A New York Times article is focused on the 10-year period from 1979 to 1989 when a small group of American scientists, activists and politicians tried to raise the alarm and stave off climate catastrophe. They were unsuccessful and the result will lead Earth’s civilizations into a deadly future as our planet becomes denuded, the story reports.
The narrative written by Nathaniel Rich is offered by the NY Times as a work of history.
The story, the Times said, will come as a revelation to many readers, an agonizing revelation, to understand how thoroughly the activists grasped the problem and how close they came to solving it.

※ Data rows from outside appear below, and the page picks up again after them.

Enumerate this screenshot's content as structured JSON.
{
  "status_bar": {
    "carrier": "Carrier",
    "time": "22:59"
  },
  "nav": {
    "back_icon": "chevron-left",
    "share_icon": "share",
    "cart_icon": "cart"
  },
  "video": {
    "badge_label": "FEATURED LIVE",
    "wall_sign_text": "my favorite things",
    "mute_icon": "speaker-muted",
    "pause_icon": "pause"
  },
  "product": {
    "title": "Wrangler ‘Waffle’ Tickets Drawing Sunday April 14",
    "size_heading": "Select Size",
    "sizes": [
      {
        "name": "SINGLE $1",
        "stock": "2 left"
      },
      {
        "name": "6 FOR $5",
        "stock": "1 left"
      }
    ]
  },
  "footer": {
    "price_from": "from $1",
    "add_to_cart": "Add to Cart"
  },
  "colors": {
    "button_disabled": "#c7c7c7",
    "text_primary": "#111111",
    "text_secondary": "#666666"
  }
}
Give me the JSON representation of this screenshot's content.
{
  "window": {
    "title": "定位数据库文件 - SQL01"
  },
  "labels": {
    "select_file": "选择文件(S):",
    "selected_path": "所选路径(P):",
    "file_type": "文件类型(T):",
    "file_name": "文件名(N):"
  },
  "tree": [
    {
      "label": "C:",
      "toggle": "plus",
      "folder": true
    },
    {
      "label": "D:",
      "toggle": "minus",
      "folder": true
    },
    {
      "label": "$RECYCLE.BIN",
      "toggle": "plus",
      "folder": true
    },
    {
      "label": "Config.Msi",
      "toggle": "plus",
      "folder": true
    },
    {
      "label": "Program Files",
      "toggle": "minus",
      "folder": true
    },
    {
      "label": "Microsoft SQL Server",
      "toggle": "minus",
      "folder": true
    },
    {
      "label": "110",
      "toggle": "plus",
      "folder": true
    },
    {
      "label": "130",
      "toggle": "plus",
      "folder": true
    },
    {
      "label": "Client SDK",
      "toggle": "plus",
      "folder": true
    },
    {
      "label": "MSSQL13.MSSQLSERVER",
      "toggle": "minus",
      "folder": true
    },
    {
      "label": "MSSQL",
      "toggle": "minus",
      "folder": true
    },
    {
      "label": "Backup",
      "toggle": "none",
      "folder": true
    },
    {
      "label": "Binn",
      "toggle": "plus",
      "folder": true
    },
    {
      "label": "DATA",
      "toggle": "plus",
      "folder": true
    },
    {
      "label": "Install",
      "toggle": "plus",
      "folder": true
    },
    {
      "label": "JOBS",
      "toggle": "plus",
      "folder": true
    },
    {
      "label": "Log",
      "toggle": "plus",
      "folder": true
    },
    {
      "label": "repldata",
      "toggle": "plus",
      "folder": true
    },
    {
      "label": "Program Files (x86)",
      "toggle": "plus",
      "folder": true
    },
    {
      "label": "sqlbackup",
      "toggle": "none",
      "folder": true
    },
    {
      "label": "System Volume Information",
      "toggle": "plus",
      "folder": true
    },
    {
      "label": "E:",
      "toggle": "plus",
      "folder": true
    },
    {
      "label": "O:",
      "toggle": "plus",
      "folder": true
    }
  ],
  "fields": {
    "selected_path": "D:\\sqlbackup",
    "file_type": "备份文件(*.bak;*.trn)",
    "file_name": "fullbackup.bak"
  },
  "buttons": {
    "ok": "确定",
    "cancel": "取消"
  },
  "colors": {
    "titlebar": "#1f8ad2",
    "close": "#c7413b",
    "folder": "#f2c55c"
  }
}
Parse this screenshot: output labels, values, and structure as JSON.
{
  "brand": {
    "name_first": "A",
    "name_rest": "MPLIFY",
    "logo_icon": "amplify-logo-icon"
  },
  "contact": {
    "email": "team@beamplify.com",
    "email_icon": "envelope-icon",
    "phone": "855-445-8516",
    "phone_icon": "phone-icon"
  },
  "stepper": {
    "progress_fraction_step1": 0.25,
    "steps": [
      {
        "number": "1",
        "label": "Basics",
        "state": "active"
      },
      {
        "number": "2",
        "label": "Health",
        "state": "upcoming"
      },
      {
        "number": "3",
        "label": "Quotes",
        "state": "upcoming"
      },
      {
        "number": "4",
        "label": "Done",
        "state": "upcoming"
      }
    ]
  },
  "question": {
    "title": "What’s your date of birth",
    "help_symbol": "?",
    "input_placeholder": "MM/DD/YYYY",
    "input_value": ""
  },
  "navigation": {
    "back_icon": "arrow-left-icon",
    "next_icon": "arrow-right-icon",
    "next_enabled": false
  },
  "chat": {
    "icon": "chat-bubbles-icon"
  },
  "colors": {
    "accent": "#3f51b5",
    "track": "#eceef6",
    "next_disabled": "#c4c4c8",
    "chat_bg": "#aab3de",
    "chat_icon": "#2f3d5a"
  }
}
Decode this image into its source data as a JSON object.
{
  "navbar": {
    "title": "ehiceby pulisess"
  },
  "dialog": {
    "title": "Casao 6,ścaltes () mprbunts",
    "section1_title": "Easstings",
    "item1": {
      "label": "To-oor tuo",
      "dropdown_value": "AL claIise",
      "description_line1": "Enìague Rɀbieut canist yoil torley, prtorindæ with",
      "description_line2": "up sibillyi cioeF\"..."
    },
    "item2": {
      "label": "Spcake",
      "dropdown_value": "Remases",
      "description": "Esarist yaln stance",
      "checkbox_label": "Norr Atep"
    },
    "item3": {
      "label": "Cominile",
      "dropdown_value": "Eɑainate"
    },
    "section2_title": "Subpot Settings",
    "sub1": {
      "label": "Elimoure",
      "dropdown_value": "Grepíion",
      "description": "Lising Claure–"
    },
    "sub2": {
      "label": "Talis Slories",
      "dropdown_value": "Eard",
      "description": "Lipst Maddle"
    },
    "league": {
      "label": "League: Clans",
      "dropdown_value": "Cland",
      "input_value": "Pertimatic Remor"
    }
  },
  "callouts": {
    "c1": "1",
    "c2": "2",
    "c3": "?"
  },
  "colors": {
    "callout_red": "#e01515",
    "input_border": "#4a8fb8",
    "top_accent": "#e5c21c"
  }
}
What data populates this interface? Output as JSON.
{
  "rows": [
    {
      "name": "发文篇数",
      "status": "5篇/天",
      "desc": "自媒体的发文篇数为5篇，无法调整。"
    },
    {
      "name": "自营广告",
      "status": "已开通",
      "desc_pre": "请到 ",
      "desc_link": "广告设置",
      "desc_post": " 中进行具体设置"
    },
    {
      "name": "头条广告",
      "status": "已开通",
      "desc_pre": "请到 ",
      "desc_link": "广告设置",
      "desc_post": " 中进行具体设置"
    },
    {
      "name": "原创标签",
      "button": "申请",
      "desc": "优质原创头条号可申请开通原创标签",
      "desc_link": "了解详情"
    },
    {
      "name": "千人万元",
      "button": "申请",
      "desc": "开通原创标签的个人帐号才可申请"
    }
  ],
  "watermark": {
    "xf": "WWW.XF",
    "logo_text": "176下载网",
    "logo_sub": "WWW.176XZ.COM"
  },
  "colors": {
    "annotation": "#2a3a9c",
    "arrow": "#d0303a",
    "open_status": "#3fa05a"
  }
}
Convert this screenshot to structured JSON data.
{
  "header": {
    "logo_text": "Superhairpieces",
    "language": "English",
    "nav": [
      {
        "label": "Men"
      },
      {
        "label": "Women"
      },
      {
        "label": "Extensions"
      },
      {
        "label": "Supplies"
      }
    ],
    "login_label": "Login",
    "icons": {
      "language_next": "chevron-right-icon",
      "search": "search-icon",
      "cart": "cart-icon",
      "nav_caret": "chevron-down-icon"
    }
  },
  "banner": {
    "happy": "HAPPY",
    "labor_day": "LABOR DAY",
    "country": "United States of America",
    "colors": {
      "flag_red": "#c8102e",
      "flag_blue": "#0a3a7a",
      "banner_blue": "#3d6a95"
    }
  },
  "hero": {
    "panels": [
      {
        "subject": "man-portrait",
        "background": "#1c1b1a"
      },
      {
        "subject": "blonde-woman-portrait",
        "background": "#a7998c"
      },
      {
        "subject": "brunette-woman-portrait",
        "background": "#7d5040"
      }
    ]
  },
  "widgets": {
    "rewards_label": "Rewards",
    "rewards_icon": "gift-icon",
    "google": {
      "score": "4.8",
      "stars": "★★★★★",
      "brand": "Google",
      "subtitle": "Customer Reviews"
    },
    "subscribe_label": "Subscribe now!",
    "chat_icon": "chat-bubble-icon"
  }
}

“The world has warmed more than one degree Celsius since the Industrial Revolution,” Rich wrote. “The Paris climate agreement — the non-binding, unenforceable and already unheeded treaty signed on Earth Day in 2016 — hoped to restrict warming to two degrees. The odds of succeeding, according to a recent study based on current emissions trends, are one in 20.”
The climate scientist James Hansen has called two-degree warming “a prescription for long-term disaster.”
Three-degree warming is a prescription for short-term disaster: forests in the Arctic and the loss of most coastal cities.
If the warming rises four degrees, Europe will be in permanent drought, vast areas of China, India and Bangladesh claimed by desert; Polynesia swallowed by the sea, the Colorado River thinned to a trickle, the American Southwest largely uninhabitable.
The prospect of five-degree warming has prompted some of the world’s leading climate scientists to warn of the end of human civilization.
Rich wrote that in the 1979-1989 period, there was an excellent opportunity to solve the climate crisis. The world’s major powers came within several signatures of endorsing a binding, global framework to reduce carbon emissions — far closer than we’ve come since.
If the world had adopted the proposal widely endorsed by the end of the ’80s — a freezing of carbon emissions, with a reduction of 20% by 2005 — warming could have held to less than 1.5 degrees.
The second story is from the Associated Press, about the fact that Antarctica is losing ice six times faster today, than in the 1980s.
One scientist said that the melting could increase the risk of multiple meter (more than 10 feet) sea level rise over the next century or so.
These frightening reports predict a horrible future for our descendants. The Times story says that the problem could have been significantly slowed if the world’s leaders had joined together in the 1979 to 1989 period in taking strong action to prevent emissions problems.